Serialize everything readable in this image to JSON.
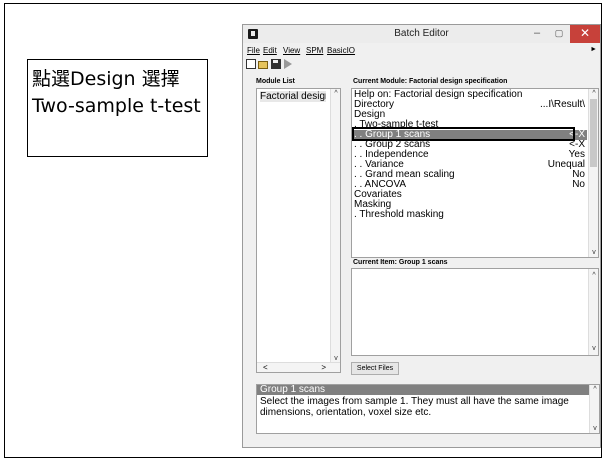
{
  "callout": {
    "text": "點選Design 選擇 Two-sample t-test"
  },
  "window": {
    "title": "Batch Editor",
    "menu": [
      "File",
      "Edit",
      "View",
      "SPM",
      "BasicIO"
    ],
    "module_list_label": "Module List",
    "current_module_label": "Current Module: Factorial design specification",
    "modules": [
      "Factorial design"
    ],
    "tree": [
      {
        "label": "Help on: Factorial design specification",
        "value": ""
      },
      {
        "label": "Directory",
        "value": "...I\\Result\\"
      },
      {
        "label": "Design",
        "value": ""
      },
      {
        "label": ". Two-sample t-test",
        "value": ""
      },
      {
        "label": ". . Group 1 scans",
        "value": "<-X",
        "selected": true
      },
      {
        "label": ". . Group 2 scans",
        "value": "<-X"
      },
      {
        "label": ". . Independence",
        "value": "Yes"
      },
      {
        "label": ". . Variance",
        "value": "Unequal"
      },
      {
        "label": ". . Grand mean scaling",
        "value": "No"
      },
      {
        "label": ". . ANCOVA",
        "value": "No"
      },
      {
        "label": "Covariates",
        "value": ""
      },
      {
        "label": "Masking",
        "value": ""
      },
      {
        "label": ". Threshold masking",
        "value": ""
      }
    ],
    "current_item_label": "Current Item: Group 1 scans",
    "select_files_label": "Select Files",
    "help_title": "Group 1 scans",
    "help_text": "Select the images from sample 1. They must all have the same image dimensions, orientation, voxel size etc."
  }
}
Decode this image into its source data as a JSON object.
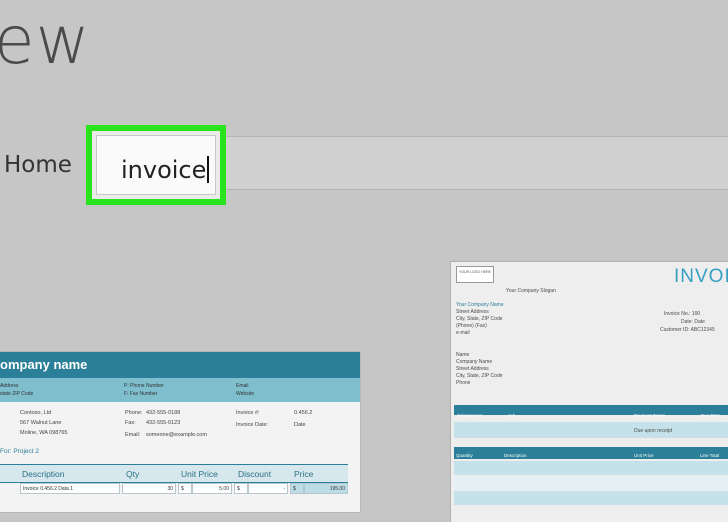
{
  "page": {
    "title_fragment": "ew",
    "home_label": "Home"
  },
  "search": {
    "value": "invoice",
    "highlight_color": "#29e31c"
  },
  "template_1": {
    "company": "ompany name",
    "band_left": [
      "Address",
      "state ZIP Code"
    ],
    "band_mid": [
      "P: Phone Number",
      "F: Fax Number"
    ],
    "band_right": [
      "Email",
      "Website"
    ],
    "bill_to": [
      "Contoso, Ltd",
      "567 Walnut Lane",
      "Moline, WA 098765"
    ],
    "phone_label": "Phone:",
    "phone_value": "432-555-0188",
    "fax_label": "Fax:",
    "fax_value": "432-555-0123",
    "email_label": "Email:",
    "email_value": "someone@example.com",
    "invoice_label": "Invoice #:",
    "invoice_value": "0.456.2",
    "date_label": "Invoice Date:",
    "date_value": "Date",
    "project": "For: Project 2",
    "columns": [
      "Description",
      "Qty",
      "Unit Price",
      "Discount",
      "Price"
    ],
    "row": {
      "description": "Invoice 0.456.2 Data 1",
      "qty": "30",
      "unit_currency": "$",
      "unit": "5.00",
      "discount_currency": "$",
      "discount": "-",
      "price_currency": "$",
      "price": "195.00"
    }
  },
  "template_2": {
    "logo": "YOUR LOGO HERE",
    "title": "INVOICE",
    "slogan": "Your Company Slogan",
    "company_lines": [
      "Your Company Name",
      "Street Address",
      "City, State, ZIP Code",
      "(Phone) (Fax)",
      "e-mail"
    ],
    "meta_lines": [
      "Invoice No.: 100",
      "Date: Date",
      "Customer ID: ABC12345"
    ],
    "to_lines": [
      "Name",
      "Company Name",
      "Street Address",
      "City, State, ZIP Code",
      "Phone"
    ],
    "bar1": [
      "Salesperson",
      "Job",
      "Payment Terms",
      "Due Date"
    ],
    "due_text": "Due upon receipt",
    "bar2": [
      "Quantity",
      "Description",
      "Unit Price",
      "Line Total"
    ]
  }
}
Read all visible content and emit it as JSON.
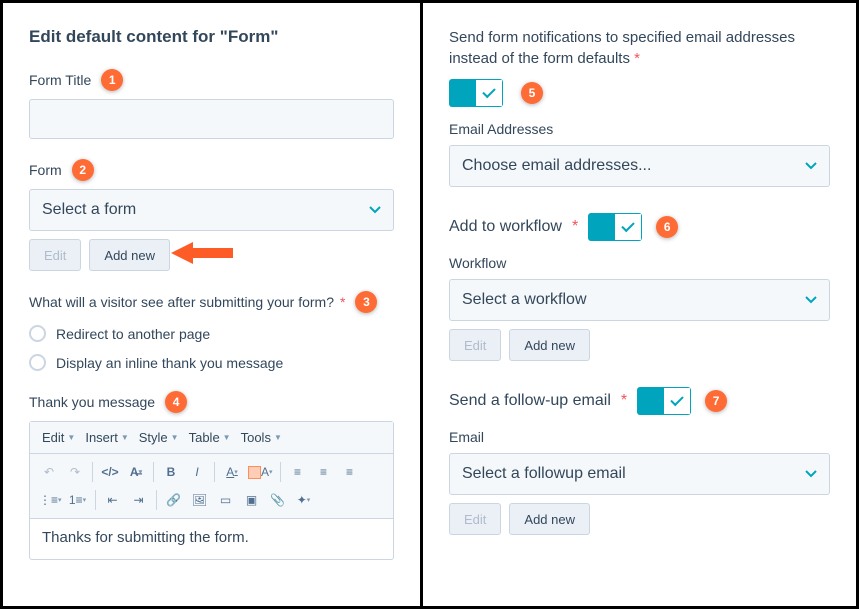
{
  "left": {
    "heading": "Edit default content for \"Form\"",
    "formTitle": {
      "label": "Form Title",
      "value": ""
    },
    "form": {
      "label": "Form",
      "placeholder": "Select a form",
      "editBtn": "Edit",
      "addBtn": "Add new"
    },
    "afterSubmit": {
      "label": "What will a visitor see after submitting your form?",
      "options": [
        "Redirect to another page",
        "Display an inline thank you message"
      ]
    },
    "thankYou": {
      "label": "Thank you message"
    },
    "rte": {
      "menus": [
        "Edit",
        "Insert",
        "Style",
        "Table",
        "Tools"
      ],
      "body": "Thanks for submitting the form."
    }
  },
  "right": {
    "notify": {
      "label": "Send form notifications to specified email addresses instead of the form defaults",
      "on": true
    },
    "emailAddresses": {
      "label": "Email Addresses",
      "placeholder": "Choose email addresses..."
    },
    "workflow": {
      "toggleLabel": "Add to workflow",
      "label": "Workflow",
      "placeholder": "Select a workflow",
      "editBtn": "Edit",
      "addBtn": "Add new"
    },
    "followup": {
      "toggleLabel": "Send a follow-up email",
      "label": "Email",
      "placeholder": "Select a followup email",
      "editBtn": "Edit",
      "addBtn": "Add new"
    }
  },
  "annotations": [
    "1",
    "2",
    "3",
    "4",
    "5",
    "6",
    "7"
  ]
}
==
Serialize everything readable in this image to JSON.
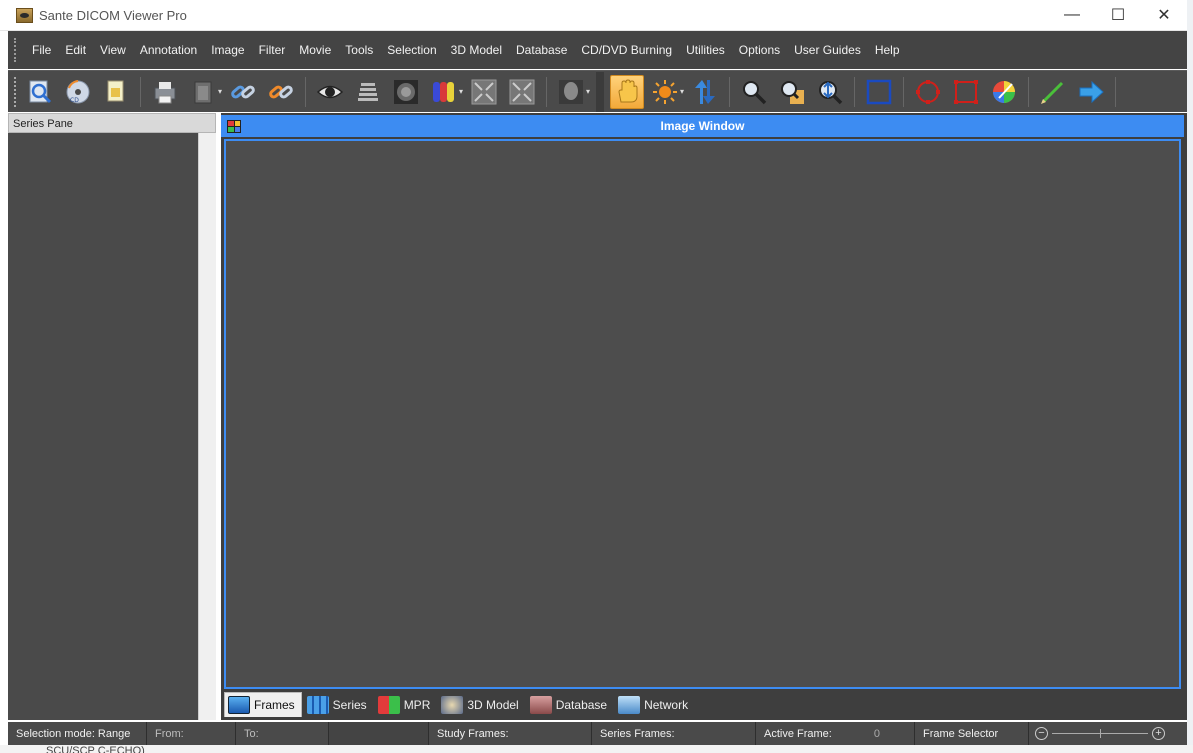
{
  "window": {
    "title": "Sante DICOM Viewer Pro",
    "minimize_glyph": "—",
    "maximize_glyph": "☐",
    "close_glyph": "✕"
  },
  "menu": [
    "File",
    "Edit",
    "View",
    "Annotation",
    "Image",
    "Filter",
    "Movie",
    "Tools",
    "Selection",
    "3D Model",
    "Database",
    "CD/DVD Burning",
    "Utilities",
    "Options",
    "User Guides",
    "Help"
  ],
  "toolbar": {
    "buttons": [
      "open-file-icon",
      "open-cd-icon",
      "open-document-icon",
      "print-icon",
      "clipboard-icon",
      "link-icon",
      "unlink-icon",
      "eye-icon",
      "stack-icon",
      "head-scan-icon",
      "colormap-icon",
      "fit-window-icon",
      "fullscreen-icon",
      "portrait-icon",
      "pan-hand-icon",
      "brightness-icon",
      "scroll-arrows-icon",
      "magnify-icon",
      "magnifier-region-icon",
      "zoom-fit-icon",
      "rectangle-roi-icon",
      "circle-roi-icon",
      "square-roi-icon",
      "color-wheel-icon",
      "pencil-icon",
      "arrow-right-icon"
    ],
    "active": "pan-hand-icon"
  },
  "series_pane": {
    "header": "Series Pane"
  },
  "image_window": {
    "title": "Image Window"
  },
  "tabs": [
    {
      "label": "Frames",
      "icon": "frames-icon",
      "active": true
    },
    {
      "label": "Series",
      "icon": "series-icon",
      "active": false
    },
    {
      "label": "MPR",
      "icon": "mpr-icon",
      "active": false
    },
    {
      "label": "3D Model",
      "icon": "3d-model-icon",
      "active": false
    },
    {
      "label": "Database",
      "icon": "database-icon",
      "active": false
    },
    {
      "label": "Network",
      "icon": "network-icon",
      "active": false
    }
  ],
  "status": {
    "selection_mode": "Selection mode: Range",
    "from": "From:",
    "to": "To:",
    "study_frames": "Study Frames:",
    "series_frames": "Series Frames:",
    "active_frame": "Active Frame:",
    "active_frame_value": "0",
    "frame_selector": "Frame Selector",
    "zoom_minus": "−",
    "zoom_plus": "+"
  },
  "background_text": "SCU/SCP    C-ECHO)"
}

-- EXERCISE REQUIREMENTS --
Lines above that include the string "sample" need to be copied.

-- TASK OUTPUT --
    "text": "點選Design 選擇 Two-sample t-test"
        "label": ". Two-sample t-test",
    "help_text": "Select the images from sample 1. They must all have the same image dimensions, orientation, voxel size etc."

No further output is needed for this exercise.